The MA/Postgraduate Diploma in Gerontology presents students with a unique opportunity to broaden their knowledge about ageing and older people, their needs and the services provided for them, and skills necessary for effective health, social and voluntary work. It aims to integrate advances in knowledge about social, psychological and biological aspects of ageing, with an update and review of developments in policy and service delivery. The course provides a critical perspective on growing older and develops students’ skills and awareness of the importance of research and evaluation.
Since 2006, the MA in Gerontology has been taught in conjunction with the MSc in Geriatric Medicine for four of the six course modules. This interdisciplinarity is a key strength of the programme, with students finding the interchange of ideas and perspectives stimulating and educationally rewarding.
Course Structure and Content
The course is modular and includes an independent research-based dissertation. It can be taken full time over one year or part time over two years. It is based on six modules. Each module is conducted over the period of a week.
The Masters degree carries 180 credits; 20 credits are attached to each module. The dissertation has 60 credits.
•SPA 40010: Introduction to Gerontology
•SPA 40013: Critical Perspectives in Health
•SPA 40012: Research Skills
• SPA 40014: Contemporary Perspectives 1
• SPA 40011: Policies and Practices for an Ageing Population
• SPA 40015:Contemporary Perspectives 2
Teaching and Assessment
Participants come from a range of backgrounds, often with considerable experience of working with older people. This mix reflects the multidisciplinary perspective adopted throughout the course. The programme attempts to apply the principles of adult learning to the teaching timetable, learning methods and forms of assessment. Students are encouraged to draw on their experience, to take responsibility for their own learning and to actively participate in all aspects of the course.

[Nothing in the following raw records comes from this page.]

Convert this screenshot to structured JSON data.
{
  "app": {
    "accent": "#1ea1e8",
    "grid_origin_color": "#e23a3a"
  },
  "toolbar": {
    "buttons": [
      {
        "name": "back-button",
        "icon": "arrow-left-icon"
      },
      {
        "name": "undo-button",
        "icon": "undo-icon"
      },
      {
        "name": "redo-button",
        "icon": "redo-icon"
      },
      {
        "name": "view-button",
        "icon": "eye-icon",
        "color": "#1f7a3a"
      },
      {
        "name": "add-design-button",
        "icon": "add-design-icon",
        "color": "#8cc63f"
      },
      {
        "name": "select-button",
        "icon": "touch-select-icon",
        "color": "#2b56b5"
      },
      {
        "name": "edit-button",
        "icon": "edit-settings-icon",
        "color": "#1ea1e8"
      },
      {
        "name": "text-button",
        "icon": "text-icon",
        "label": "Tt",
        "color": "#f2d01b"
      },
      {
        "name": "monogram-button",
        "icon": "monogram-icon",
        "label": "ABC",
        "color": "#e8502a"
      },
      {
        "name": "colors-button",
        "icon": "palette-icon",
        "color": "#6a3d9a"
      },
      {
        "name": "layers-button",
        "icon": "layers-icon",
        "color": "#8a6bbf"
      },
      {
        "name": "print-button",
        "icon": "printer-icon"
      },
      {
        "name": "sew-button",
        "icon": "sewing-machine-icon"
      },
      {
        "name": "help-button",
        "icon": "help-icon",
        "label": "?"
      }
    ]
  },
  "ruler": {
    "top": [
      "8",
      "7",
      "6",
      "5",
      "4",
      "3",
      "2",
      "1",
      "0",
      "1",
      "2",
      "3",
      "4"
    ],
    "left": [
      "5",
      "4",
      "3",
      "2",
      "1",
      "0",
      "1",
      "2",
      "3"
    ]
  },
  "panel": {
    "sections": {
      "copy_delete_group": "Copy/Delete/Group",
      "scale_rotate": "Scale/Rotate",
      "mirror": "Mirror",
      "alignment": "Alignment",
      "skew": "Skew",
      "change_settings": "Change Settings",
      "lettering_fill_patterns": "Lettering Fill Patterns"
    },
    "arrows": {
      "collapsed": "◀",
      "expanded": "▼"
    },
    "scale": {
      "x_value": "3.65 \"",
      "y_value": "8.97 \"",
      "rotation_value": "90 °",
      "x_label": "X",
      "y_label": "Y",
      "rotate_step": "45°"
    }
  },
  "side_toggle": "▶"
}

A range of different learning and teaching methods are used, including lectures, tutor-led seminars, self-directed study, student self-support groups, workshops, computer aided learning, and individual tutorials and supervision meetings.
There are no formal examinations and evaluation of student progress on the MA/Diploma is by continuous assessment. The purpose of assessment is to evaluate the academic performance of students and to aid their learning.
Assessment consists of some/all of the following:
• Assessed essays of 4,000 words linked to all modules.
• A 12-15,000-word dissertation, assessing a student’s information retrieval and managements skills as well as independent learning and research skills.
• Project work; oral presentations; posters etc.
Assessed work is important in terms of the personal development of students, as well as in publicly demonstrating the achievements of students both within and beyond the University community. Each module is assessed by means of course assignments as detailed in the Module Outlines. The External Examiner approves all assignment titles. Work is read and assessed by one or more tutors.
The research-based dissertation is to be submitted by September 1st, following completion of the taught course in Year Two (for full-time students following completion of the taught course in Year One). The University has a Research Ethics Committee and all dissertation fieldwork is subject to ethics approval both from the School and the University.